No.1 Safina learning to live with swing
ROME: World number one Dinara Safina knows she's a marked woman, but the Russian 23-year-old is enjoying her new, lofty position in women's tennis.
Safina, the younger sister of former men's number one Marat Safin, ascended to the top spot in the WTA rankings on April 20 and since then has reached two finals and won one title.
Having dismantled compatriot Svetlana Kuznetsova 6-3, 6-2 on the clay at the Foro Italico here on Saturday, just a week after she lost to her fellow 23-year-old in the Stuttgart final, Safina admitted she is happy to be the target for the other players.
But, having had to fight back from a set down three times on the way to the Rome final, she said she has already felt the difference in being the one everyone wants to beat.
"When they step on the court they have nothing to lose. It's the same as what happened to me last year," she said.

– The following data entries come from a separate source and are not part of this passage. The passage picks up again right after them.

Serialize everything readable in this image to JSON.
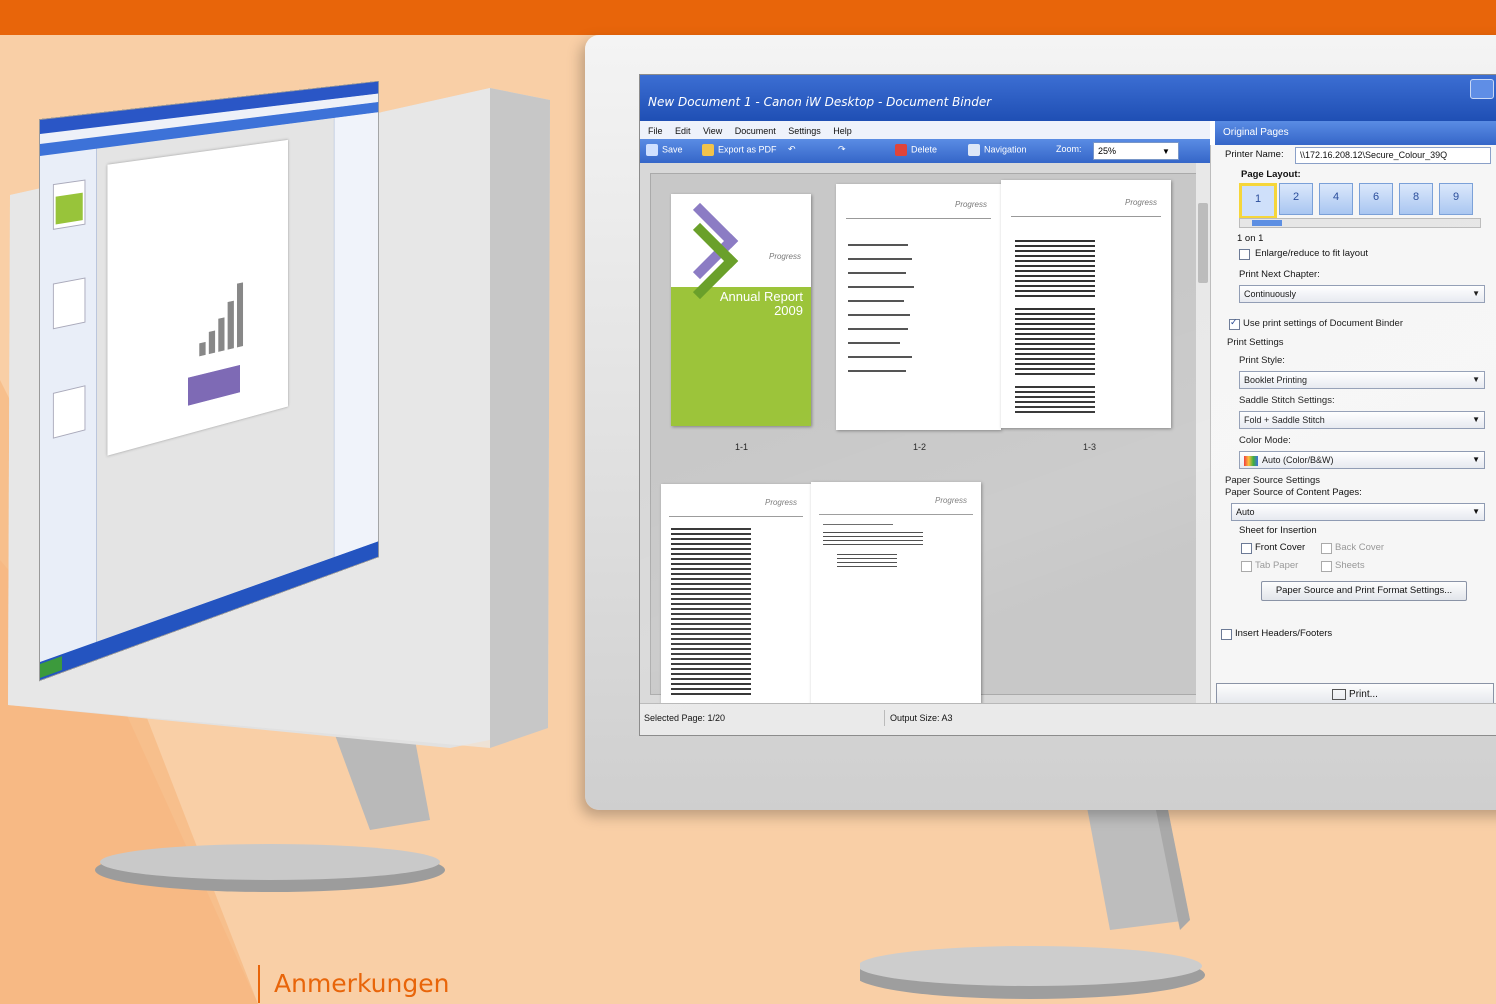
{
  "caption": "Anmerkungen",
  "colors": {
    "accent": "#e8650a",
    "background": "#f9cfa6",
    "cover_green": "#9cc43a",
    "cover_purple": "#8c7cc4",
    "title_blue": "#1f4fb4"
  },
  "right_app": {
    "title": "New Document 1 - Canon iW Desktop - Document Binder",
    "menu": [
      "File",
      "Edit",
      "View",
      "Document",
      "Settings",
      "Help"
    ],
    "toolbar": {
      "save": "Save",
      "export": "Export as PDF",
      "delete": "Delete",
      "navigation": "Navigation",
      "zoom_label": "Zoom:",
      "zoom_value": "25%"
    },
    "original_pages_tab": "Original Pages",
    "pages": {
      "labels": [
        "1-1",
        "1-2",
        "1-3"
      ],
      "cover_title": "Annual Report 2009",
      "logo": "Progress"
    },
    "panel": {
      "printer_label": "Printer Name:",
      "printer_value": "\\\\172.16.208.12\\Secure_Colour_39Q",
      "page_layout_label": "Page Layout:",
      "layout_buttons": [
        "1",
        "2",
        "4",
        "6",
        "8",
        "9"
      ],
      "layout_value": "1 on 1",
      "enlarge_label": "Enlarge/reduce to fit layout",
      "enlarge_checked": false,
      "next_chapter_label": "Print Next Chapter:",
      "next_chapter_value": "Continuously",
      "use_print_settings_label": "Use print settings of Document Binder",
      "use_print_settings_checked": true,
      "print_settings_header": "Print Settings",
      "print_style_label": "Print Style:",
      "print_style_value": "Booklet Printing",
      "saddle_label": "Saddle Stitch Settings:",
      "saddle_value": "Fold + Saddle Stitch",
      "color_mode_label": "Color Mode:",
      "color_mode_value": "Auto (Color/B&W)",
      "paper_source_header": "Paper Source Settings",
      "paper_source_content_label": "Paper Source of Content Pages:",
      "paper_source_value": "Auto",
      "sheet_insertion_label": "Sheet for Insertion",
      "front_cover": "Front Cover",
      "back_cover": "Back Cover",
      "tab_paper": "Tab Paper",
      "sheets": "Sheets",
      "paper_source_button": "Paper Source and Print Format Settings...",
      "insert_headers_label": "Insert Headers/Footers",
      "print_button": "Print..."
    },
    "status": {
      "selected_page": "Selected Page:  1/20",
      "output_size": "Output Size:  A3"
    }
  }
}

"Whenever I was playing somebody who was number one, you just go out there and you swing. Whatever you do is great.
"Like when I played Justine Henin last year, I didn't care, I was swinging at the ball and everything was landing in.

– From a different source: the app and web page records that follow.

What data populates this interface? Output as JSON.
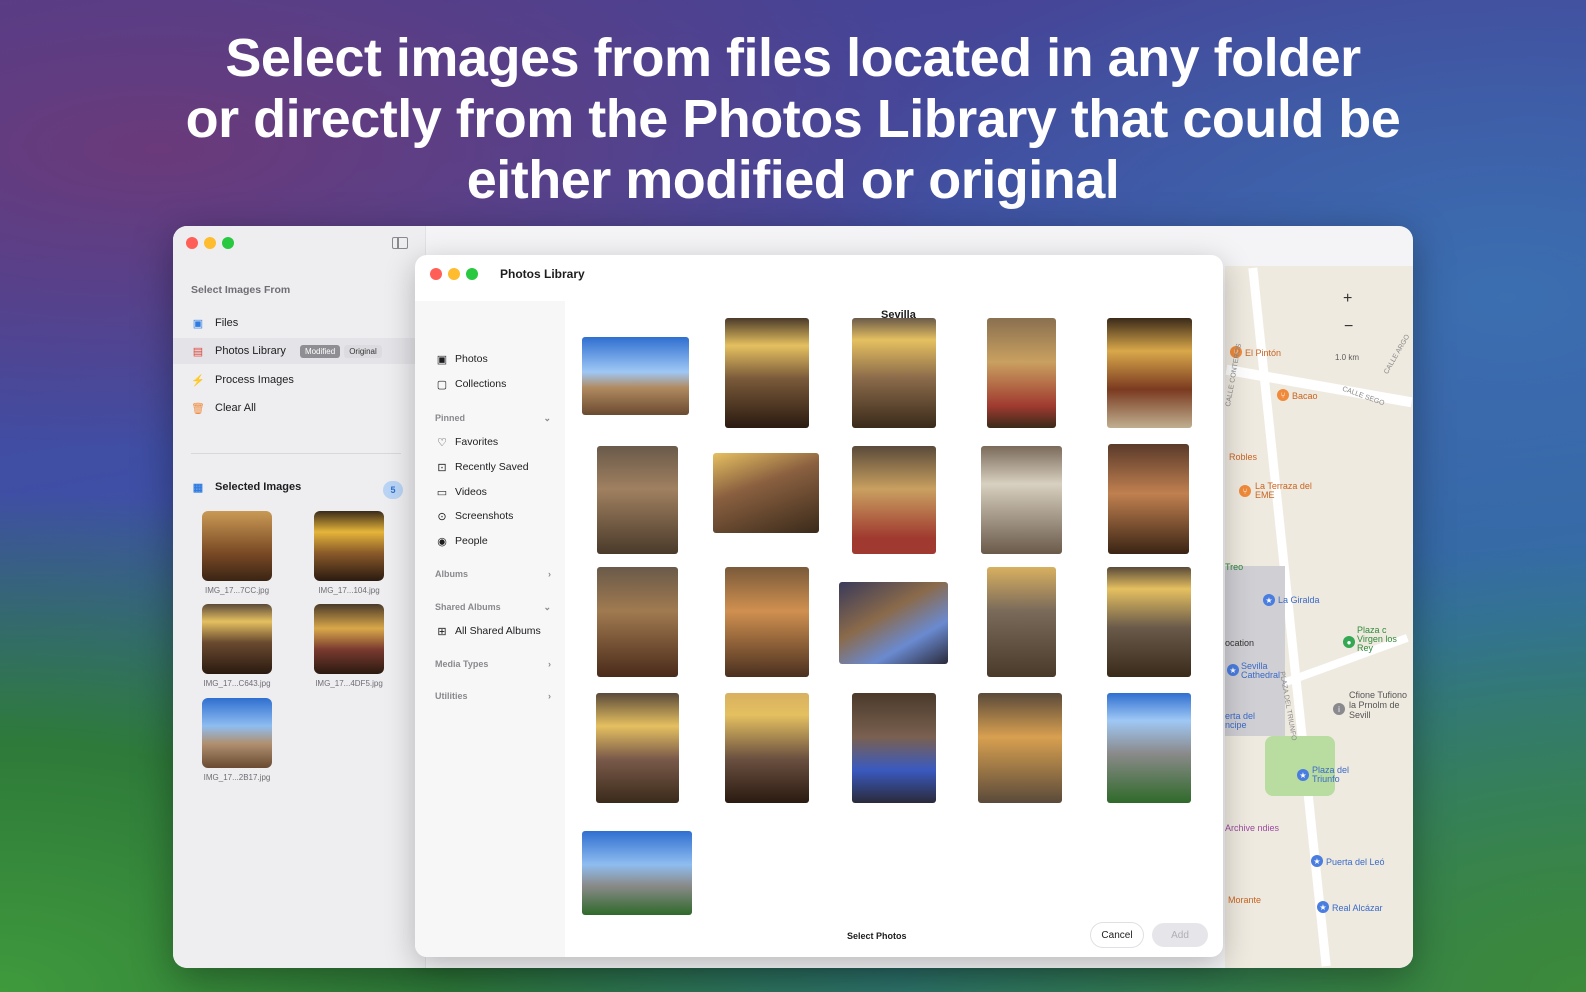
{
  "headline": {
    "line1": "Select images from files located in any folder",
    "line2": "or directly from the Photos Library that could be",
    "line3": "either modified or original"
  },
  "main_window": {
    "section_label": "Select Images From",
    "items": [
      {
        "label": "Files",
        "icon": "files-icon"
      },
      {
        "label": "Photos Library",
        "icon": "photos-library-icon",
        "pills": [
          "Modified",
          "Original"
        ],
        "selected_pill": "Modified"
      },
      {
        "label": "Process Images",
        "icon": "process-icon"
      },
      {
        "label": "Clear All",
        "icon": "trash-icon"
      }
    ],
    "selected_images": {
      "label": "Selected Images",
      "count": "5",
      "files": [
        "IMG_17...7CC.jpg",
        "IMG_17...104.jpg",
        "IMG_17...C643.jpg",
        "IMG_17...4DF5.jpg",
        "IMG_17...2B17.jpg"
      ]
    }
  },
  "photos_dialog": {
    "title": "Photos Library",
    "top_items": [
      "Photos",
      "Collections"
    ],
    "pinned": {
      "label": "Pinned",
      "items": [
        "Favorites",
        "Recently Saved",
        "Videos",
        "Screenshots",
        "People"
      ]
    },
    "albums_label": "Albums",
    "shared_albums": {
      "label": "Shared Albums",
      "items": [
        "All Shared Albums"
      ]
    },
    "media_types_label": "Media Types",
    "utilities_label": "Utilities",
    "grid_title": "Sevilla",
    "footer_title": "Select Photos",
    "cancel_label": "Cancel",
    "add_label": "Add"
  },
  "map": {
    "zoom_in": "+",
    "zoom_out": "−",
    "scale": "1.0 km",
    "labels": [
      "El Pintón",
      "Bacao",
      "Robles",
      "La Terraza del EME",
      "La Giralda",
      "Sevilla Cathedral",
      "Plaza del Triunfo",
      "Puerta del Leó",
      "Real Alcázar",
      "Morante",
      "Archive ndies",
      "Plaza c Virgen los Rey",
      "Cfione Tufiono la Prnolm de Sevill",
      "ocation",
      "erta del ncipe",
      "CALLE CONTEROS",
      "CALLE SEGO",
      "CALLE ARGO",
      "PLAZA DEL TRIUNFO",
      "Treo"
    ]
  },
  "colors": {
    "accent": "#2f7be0",
    "traffic_red": "#ff5f57",
    "traffic_yellow": "#febc2e",
    "traffic_green": "#28c840"
  }
}
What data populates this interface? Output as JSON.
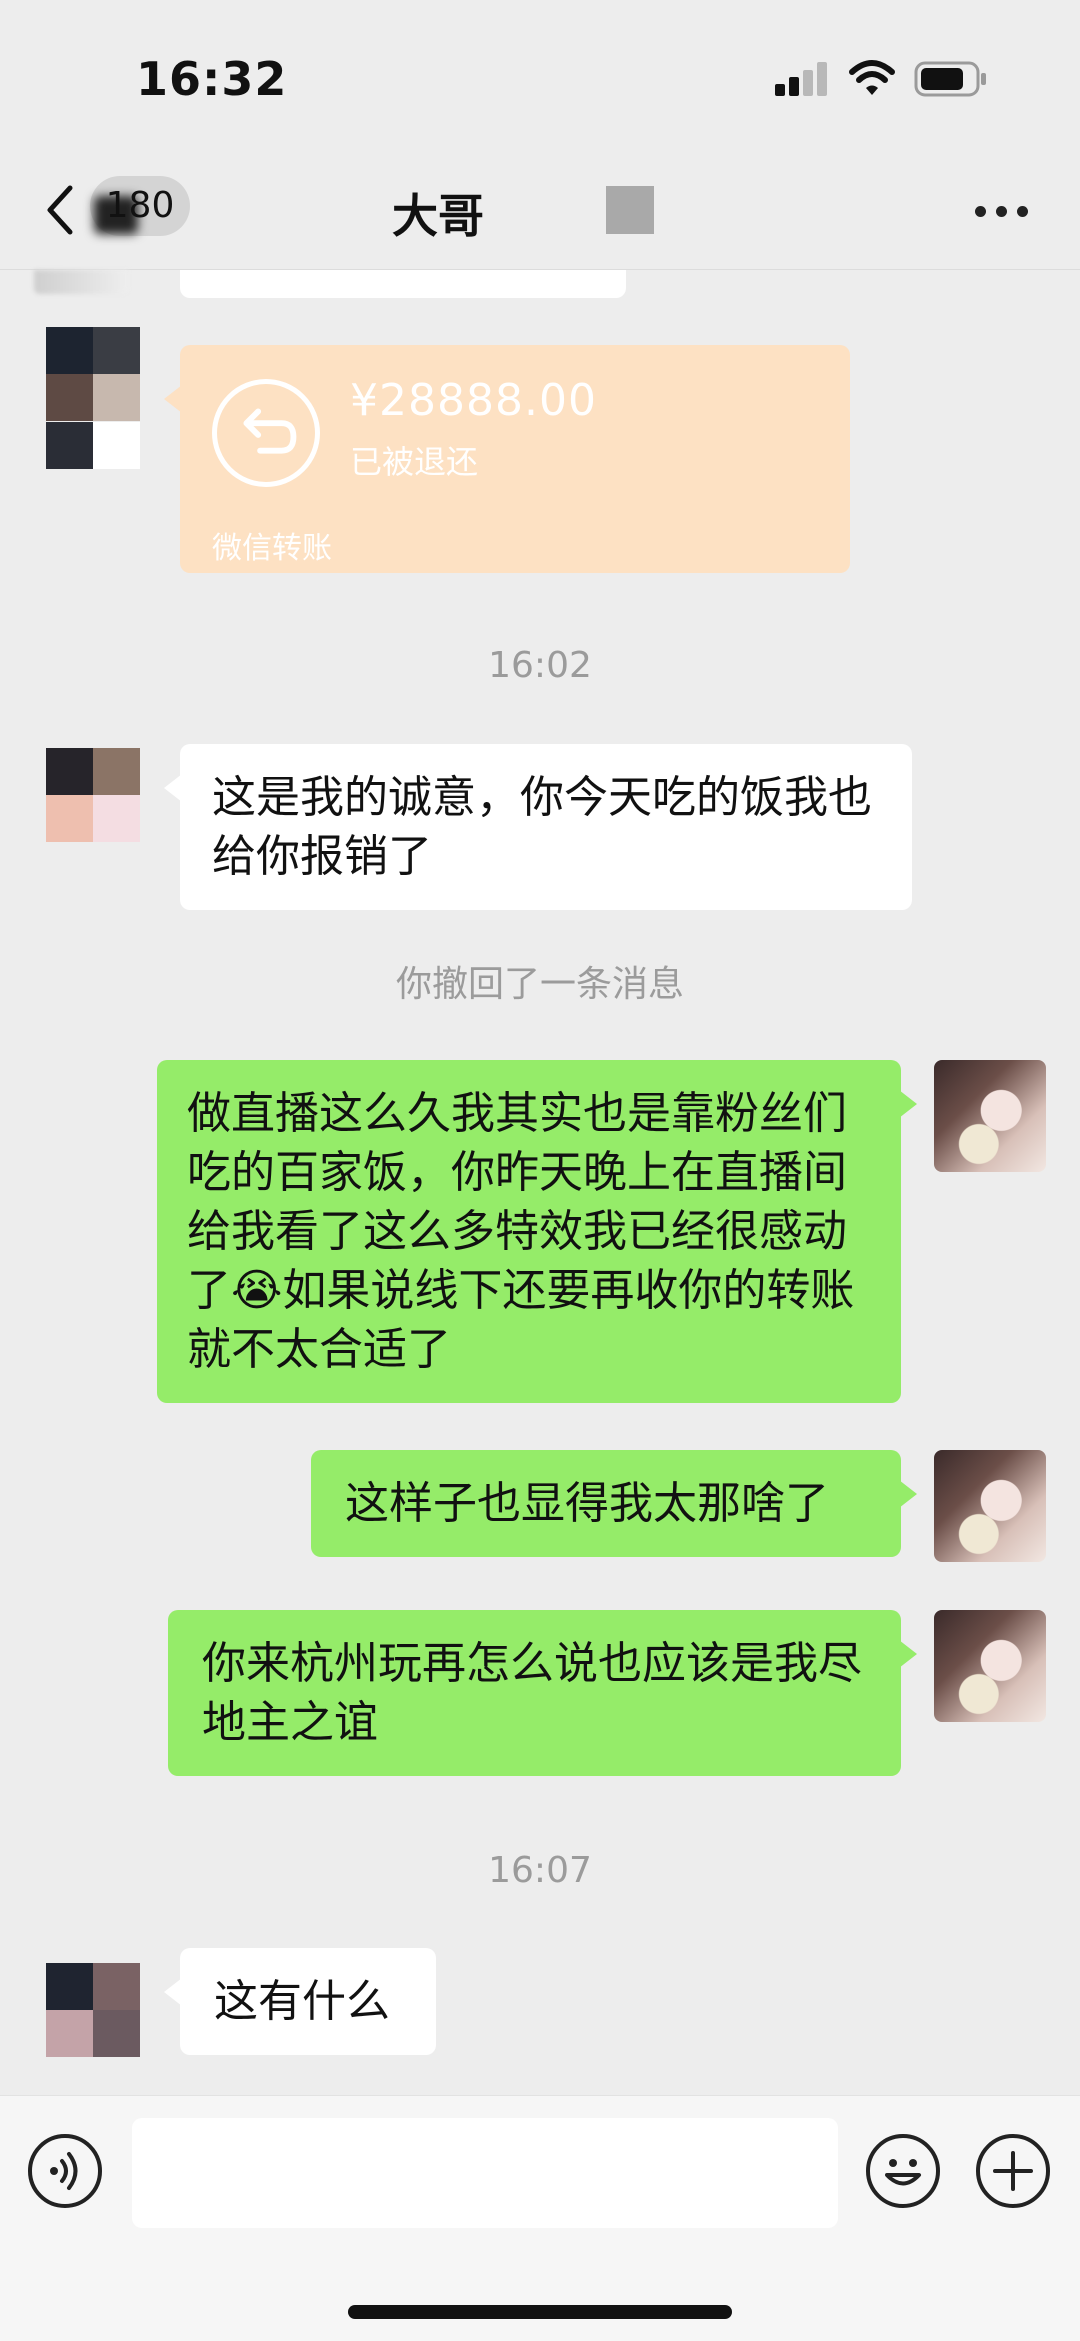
{
  "status_bar": {
    "time": "16:32"
  },
  "nav": {
    "unread_count": "180",
    "title": "大哥"
  },
  "transfer": {
    "amount": "¥28888.00",
    "status": "已被退还",
    "footer": "微信转账"
  },
  "timestamps": {
    "first": "16:02",
    "second": "16:07"
  },
  "system": {
    "recalled": "你撤回了一条消息"
  },
  "messages": [
    {
      "side": "in",
      "text": "这是我的诚意，你今天吃的饭我也给你报销了"
    },
    {
      "side": "out",
      "text": "做直播这么久我其实也是靠粉丝们吃的百家饭，你昨天晚上在直播间给我看了这么多特效我已经很感动了😭如果说线下还要再收你的转账就不太合适了"
    },
    {
      "side": "out",
      "text": "这样子也显得我太那啥了"
    },
    {
      "side": "out",
      "text": "你来杭州玩再怎么说也应该是我尽地主之谊"
    },
    {
      "side": "in",
      "text": "这有什么"
    }
  ],
  "input": {
    "value": ""
  },
  "icons": {
    "back": "chevron-left-icon",
    "more": "more-icon",
    "voice": "voice-icon",
    "emoji": "emoji-icon",
    "plus": "plus-icon",
    "return": "return-icon"
  },
  "colors": {
    "out_bubble": "#95ec69",
    "in_bubble": "#ffffff",
    "transfer_card": "#fde1c3",
    "background": "#ededed"
  }
}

"The same is happening with them. But this is a nice challenge and I'm enjoying this challenge; to prove that I am better than them."
Last year, as the world number 17, Safina took on Henin on clay in Berlin and despite dropping the first set, she went on to win the match and the title, the first of four she won last year.
Henin swiftly announced her retirement.
Since then it has been onwards and upwards for the Russian, who then reached her first Grand Slam final at Roland Garros, losing to Ana Ivanovic before also reaching the final of the Australian Open this year.
Now that she has reached number one in the world, and proved that she is the form woman on clay, she can look forward to French Open as one of the favourites at the end of the month.
"I'm feeling great, it gives me lots of confidence winning here, especially as I've started the claycourt season with one final and one title," she said.
"It could not be better. So now I'm going Madrid and I'm just going to continue playing the same way and keep on going one match at a time."
This was Safina's fourth final of the year but her first victory and she admitted it was a relief to finally win one following defeats in the Australian Open, Sydney and Stuttgart.
"It's not really that I was going on the court thinking I've lost three finals, because that's great that you get to the final and there is always a chance to win the title," she said.
"But I was disappointed that last week I lost in the final and that I didn't play my best. I'm happy that I broke this trend and I'm back on schedule."